As organizations grow, the IT processes that support them need to mature. I like to use the Capability Maturity Model Integration (CMMI) scale when thinking about IT processes. The CMMI scale was invented by Carnegie Mellon University in 1987 and has five levels of maturity:
- Level 1 – Ad hoc – Processes are done uniquely on every execution. Need a printer? Call your friend in IT and ask if they can get you one. Need access to a database? Call the same person. Each fulfillment of those requests is done uniquely by the person you reached out to. Processes at this level are not documented and cannot be reported against.
- Level 2 – Repeatable – This level of maturity is often enforced by projects that need to be implemented and a process is invented for that specific project. Need to roll out a massive productivity suite upgrade to the entire organization? You might want to have some process so that you can ensure it’s done at least somewhat efficiently.
- Level 3 – Defined – There is a defined process that works. It may not be the best process (and some people may not follow it for this very reason) but you know how the process is supposed to be done.
- Level 4 – Managed – The process has defined metrics that can be reported against.

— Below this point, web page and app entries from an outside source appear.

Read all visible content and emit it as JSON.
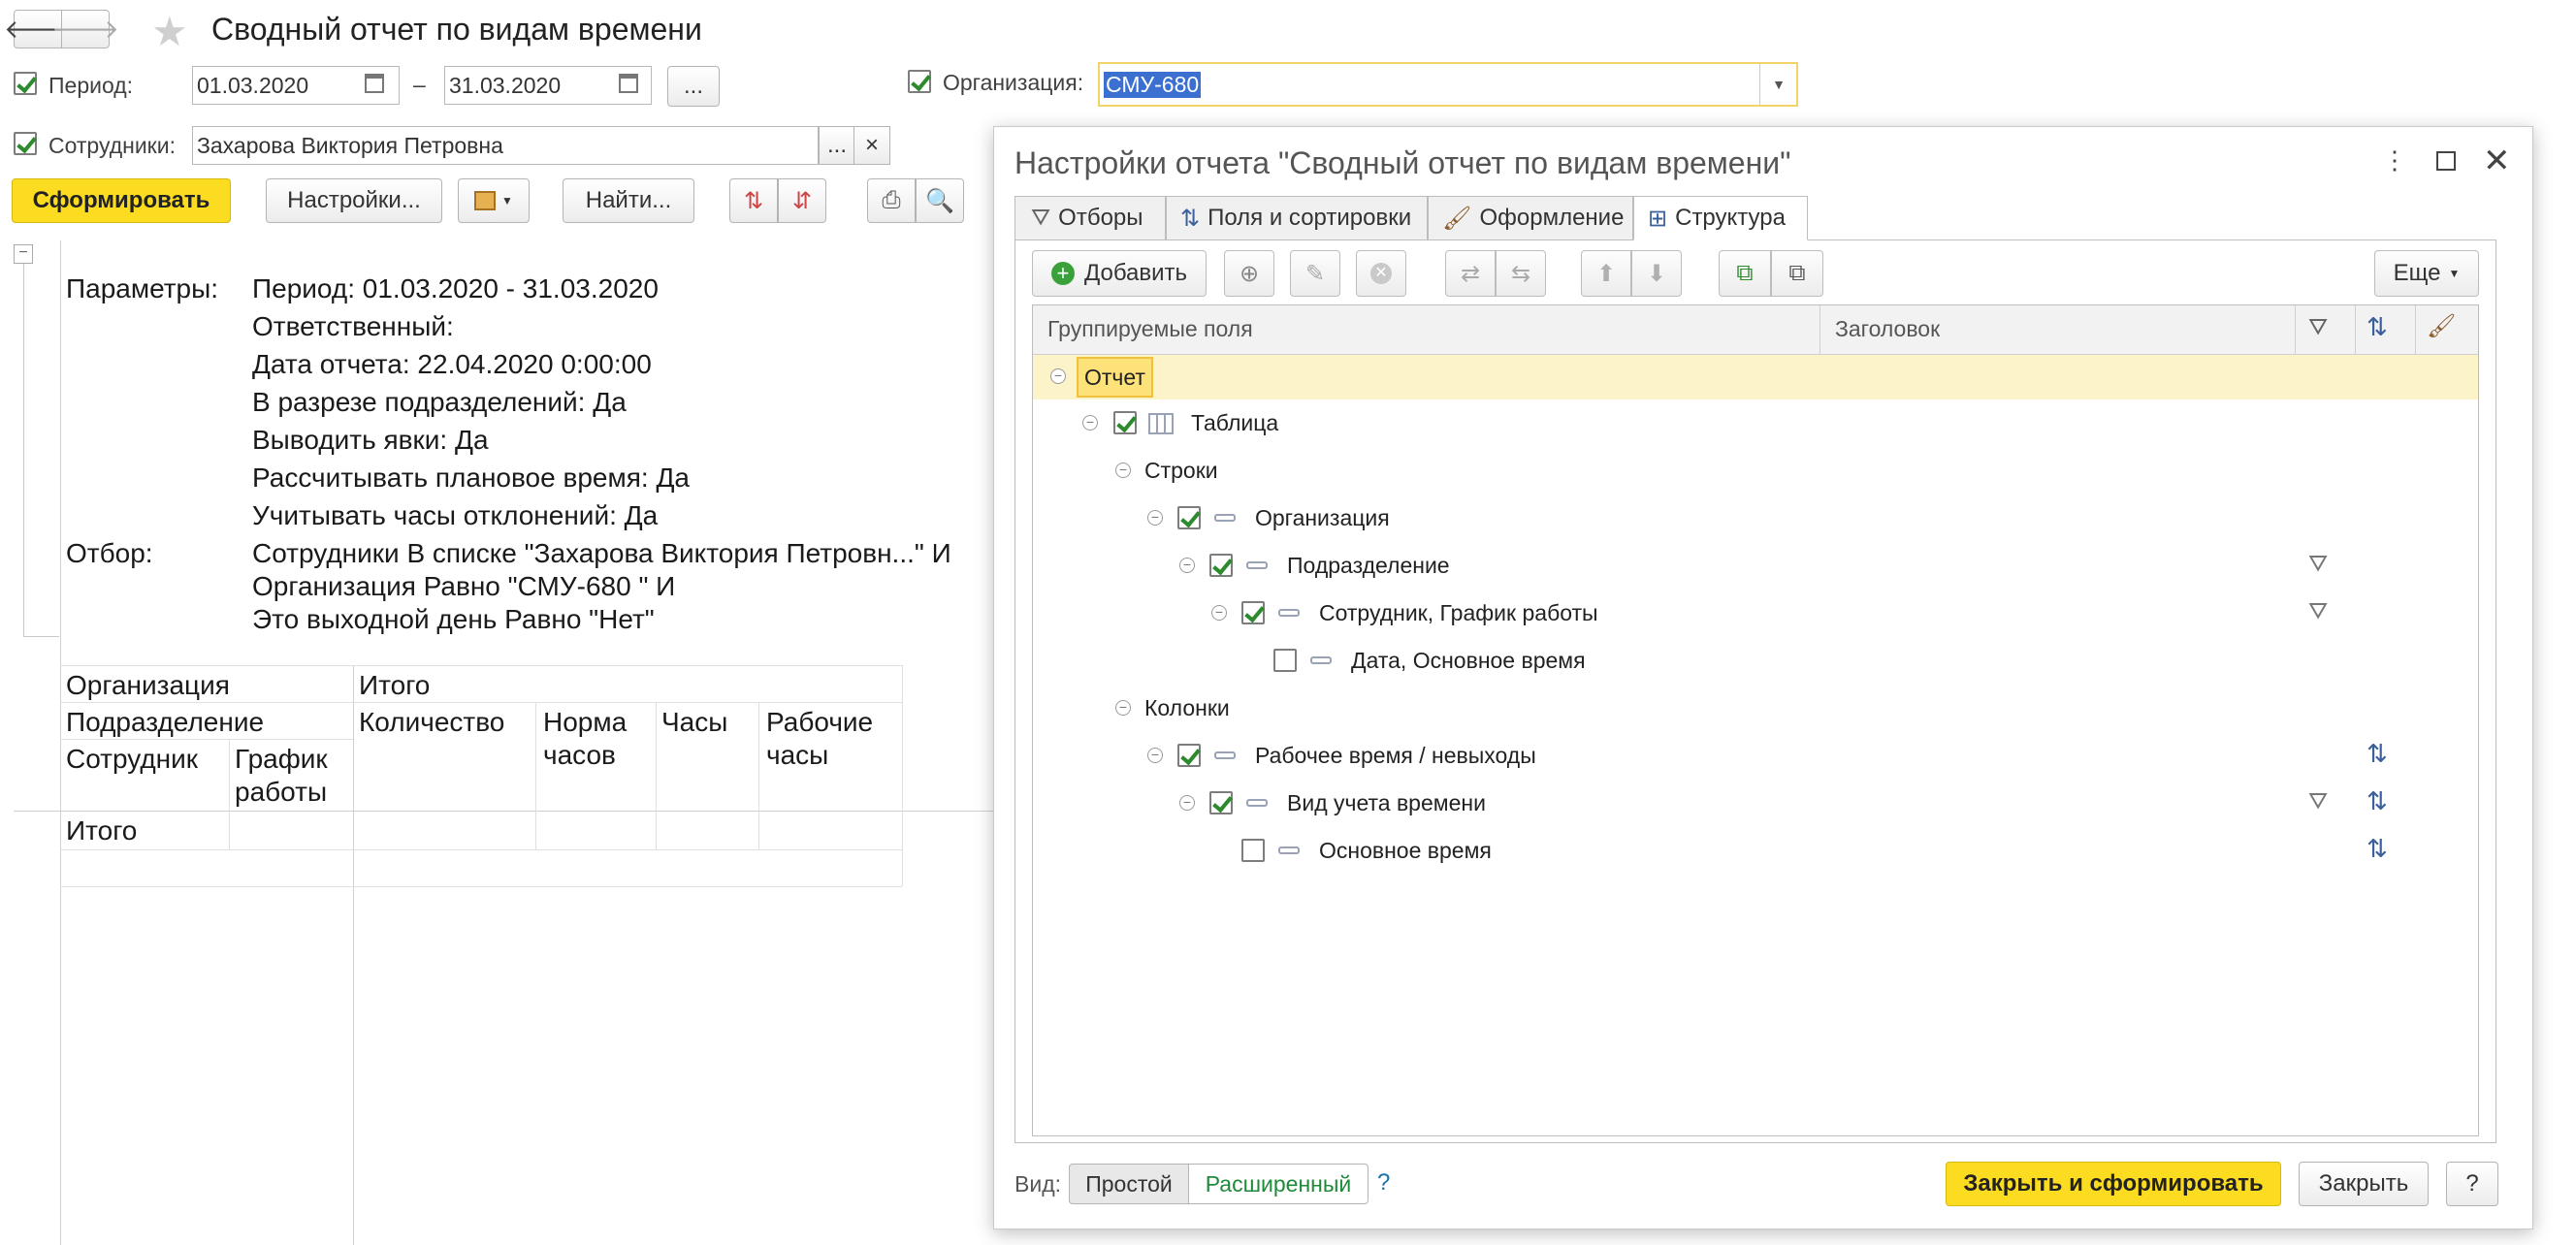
{
  "window": {
    "title": "Сводный отчет по видам времени"
  },
  "filters": {
    "period_label": "Период:",
    "period_from": "01.03.2020",
    "period_dash": "–",
    "period_to": "31.03.2020",
    "period_more": "...",
    "org_label": "Организация:",
    "org_value": "СМУ-680",
    "emp_label": "Сотрудники:",
    "emp_value": "Захарова Виктория Петровна",
    "emp_more": "...",
    "emp_clear": "×"
  },
  "toolbar": {
    "generate": "Сформировать",
    "settings": "Настройки...",
    "find": "Найти..."
  },
  "report": {
    "params_label": "Параметры:",
    "params": [
      "Период: 01.03.2020 - 31.03.2020",
      "Ответственный:",
      "Дата отчета: 22.04.2020 0:00:00",
      "В разрезе подразделений: Да",
      "Выводить явки: Да",
      "Рассчитывать плановое время: Да",
      "Учитывать часы отклонений: Да"
    ],
    "filter_label": "Отбор:",
    "filters": [
      "Сотрудники В списке \"Захарова Виктория Петровн...\" И",
      "Организация Равно \"СМУ-680 \" И",
      "Это выходной день Равно \"Нет\""
    ],
    "table": {
      "org": "Организация",
      "total_hdr": "Итого",
      "dept": "Подразделение",
      "qty": "Количество",
      "norm": "Норма часов",
      "hours": "Часы",
      "work_hours": "Рабочие часы",
      "employee": "Сотрудник",
      "schedule": "График работы",
      "total_row": "Итого"
    }
  },
  "dialog": {
    "title": "Настройки отчета \"Сводный отчет по видам времени\"",
    "tabs": [
      "Отборы",
      "Поля и сортировки",
      "Оформление",
      "Структура"
    ],
    "add": "Добавить",
    "more": "Еще",
    "columns": {
      "fields": "Группируемые поля",
      "header": "Заголовок"
    },
    "tree": {
      "report": "Отчет",
      "table": "Таблица",
      "rows": "Строки",
      "org": "Организация",
      "dept": "Подразделение",
      "emp": "Сотрудник, График работы",
      "date": "Дата, Основное время",
      "cols": "Колонки",
      "worktime": "Рабочее время / невыходы",
      "timetype": "Вид учета времени",
      "maintime": "Основное время"
    },
    "footer": {
      "view_label": "Вид:",
      "simple": "Простой",
      "extended": "Расширенный",
      "help_q": "?",
      "close_generate": "Закрыть и сформировать",
      "close": "Закрыть",
      "help": "?"
    }
  },
  "colors": {
    "accent": "#fcdc20",
    "selected_row": "#fdf3c8",
    "check": "#2d8a2d",
    "link": "#1a73a8"
  }
}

Here is the sweet spot where you can determine where the process’ inefficiencies are and work proactively to make improvements.
- Level 5 – Optimized – Processes are streamlined and touch points between multiple process are identified and integrated. This is the magical point where repeating incidents spawn problems that initiate changes to push out releases and it’s all tracked in a service-based CMDB. This is ITILtopia.
The strange thing is that Level 1 maturity is fine for small organizations that don’t have compliance regulation requirements. In fact, putting in lots of process overhead for organizations of less than 100 employees is truthfully a waste of time and money. The problem arises when companies experience a lot of growth. What worked when the company was less than 100 employees won’t scale when the company starts pushing the > 1000 threshold.
The DBA might not mind a request every once in a while to grant access to a reporting server, but if they start getting requests every day (or multiple times a day) for that same task, they will start complaining that they are being “randomized” and that they can’t do their job. What’s worse is that the company is paying some pretty big bucks to this professional to do very technical work. Paying them to do what is essentially account management is not the best use of the company’s resources.
When this stage happens is when companies realize that they need to up their process management game. Or, it happens when they come under a compliance regulation and get audited. If a company is truly at a Level 1 maturity and needs to get to Level 3 to meet ISO 27000 process documentation requirements, a lot of heavy lifting will be involved.
One of the best ways I’ve found get a quick handle on how process are being executed is to assemble a large group of people who are engaged in a process in a conference room (assuming the country isn’t in a global pandemic) with a large whiteboard, and diagram the process using a stack of sticky notes and dry erase pens. For this exercise, don’t worry about swim lanes or fancy BPMN notation. Just capture the process initiators (how do requests come in) and the current steps that will eventually get to the process end-points. Talk to the group and capture every step in the process. For every step, create a sticky note that defines who executes the step and what is done in that step and draw a line to the next step/decision. If you have a decision point that has multiple possible outcomes, use multiple square sticky notes turned 45 degrees (diamond shaped) to indicate the different outcomes.
The reason to assemble in a large conference room with a big white board is because, until you have captured as much detail as possible, you will need to be ready to erase the connecting lines and rearrange the sticky notes on the fly. A lot. I mean, really, a lot.
I’ve used this method quite a few times and even showed the method to my wife who has also used it a few times. It is fast, efficient, and surprisingly fun. It might even expose some processes that were previously unknown to others in the room. When performing this exercise, don’t point fingers or try to expose inefficiencies, just capture what’s currently being done. Everything that’s being done.
Take a picture of the whiteboard and then clean it up in your favorite flowchart app. This captures the existing process and will get you to a (minimal) Level 3 maturity. The next big project will consist of optimizing, more fully documenting, and determining why some individuals aren’t following it.